The vaccination of volunteers resumed on Monday in Brazil, where, so far, 4,600 people had received the first of two doses in Sao Paulo, Rio de Janeiro and Salvador in the northeastern state of Bahia, where a hospital is conducting the tests.
Brazil has the third-worst coronavirus outbreak in the world after the United States and India, and has become a sought-after testing ground for COVID-19 vaccines under development in Britain, China and Russia.
Phase III clinical trials of Russia’s Sputnik V vaccine against COVID-19 will be conducted in the Brazilian states of Bahia and Parana, which has plans to produce the vaccine for Brazil and other Latin American countries.
Phase III clinical trials of a vaccine developed by China’s Sinovac Biotech are under way in the state of Sao Paulo, whose governor said last week it may be available to Brazilians as early as December.
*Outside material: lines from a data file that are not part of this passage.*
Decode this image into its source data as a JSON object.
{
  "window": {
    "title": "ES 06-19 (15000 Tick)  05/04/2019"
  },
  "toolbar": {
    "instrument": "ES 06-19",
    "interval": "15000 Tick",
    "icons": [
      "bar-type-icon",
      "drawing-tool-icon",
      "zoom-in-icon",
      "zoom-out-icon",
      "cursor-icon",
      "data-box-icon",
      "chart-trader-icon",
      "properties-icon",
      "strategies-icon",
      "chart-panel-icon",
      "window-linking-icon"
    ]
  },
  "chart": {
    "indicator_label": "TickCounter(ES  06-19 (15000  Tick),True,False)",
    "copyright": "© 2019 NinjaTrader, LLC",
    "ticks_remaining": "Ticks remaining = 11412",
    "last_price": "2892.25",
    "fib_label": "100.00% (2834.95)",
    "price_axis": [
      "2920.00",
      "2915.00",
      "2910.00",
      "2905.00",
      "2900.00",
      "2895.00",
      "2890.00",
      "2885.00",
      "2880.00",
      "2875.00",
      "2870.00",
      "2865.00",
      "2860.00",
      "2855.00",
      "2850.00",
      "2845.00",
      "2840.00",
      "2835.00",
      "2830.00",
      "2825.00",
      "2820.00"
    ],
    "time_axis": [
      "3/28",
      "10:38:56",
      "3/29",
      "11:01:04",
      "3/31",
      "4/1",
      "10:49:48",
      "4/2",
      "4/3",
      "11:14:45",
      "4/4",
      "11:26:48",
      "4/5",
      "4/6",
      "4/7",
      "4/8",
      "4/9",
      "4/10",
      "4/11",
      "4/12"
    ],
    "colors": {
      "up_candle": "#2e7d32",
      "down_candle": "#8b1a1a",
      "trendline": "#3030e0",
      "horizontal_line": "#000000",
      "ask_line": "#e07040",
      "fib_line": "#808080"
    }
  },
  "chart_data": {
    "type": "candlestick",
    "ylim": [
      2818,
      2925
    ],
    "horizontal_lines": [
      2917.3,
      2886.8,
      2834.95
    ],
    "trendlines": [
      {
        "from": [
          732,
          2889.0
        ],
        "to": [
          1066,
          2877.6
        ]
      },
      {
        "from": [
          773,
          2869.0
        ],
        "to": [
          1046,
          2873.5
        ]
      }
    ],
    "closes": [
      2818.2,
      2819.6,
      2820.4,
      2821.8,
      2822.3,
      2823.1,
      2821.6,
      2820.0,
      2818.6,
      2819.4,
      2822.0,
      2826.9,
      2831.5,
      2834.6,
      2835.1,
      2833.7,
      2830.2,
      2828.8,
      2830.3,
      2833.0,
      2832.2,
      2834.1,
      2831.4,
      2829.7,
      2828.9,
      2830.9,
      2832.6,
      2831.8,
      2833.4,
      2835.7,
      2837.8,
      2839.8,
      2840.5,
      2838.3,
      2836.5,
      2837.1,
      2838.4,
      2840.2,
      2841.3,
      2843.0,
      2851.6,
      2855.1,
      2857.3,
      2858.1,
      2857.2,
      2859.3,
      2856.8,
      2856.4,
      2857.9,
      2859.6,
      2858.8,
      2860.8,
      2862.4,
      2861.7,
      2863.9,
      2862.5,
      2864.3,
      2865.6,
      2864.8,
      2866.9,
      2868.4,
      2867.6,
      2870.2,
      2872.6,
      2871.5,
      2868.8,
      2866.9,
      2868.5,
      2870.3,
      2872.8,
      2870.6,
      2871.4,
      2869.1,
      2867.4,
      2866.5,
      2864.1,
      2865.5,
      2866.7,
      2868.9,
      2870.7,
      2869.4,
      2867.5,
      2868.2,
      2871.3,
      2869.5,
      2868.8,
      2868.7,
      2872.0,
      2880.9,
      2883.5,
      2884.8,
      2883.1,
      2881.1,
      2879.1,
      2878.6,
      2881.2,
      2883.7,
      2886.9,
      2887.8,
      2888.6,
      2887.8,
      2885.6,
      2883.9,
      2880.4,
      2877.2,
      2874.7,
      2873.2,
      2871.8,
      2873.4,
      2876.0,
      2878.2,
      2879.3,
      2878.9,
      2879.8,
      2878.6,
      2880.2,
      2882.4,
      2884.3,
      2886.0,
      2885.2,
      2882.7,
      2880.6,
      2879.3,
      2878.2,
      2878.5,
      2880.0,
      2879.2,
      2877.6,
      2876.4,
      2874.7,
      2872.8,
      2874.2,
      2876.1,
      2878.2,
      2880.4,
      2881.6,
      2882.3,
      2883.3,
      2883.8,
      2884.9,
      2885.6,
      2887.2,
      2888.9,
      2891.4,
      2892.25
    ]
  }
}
Some 9,000 Brazilian volunteers are participating in the Sinovac vaccine trials, which are being conducted by the Butantan Institute in Sao Paulo city and 11 other locations, including the capital Brasilia.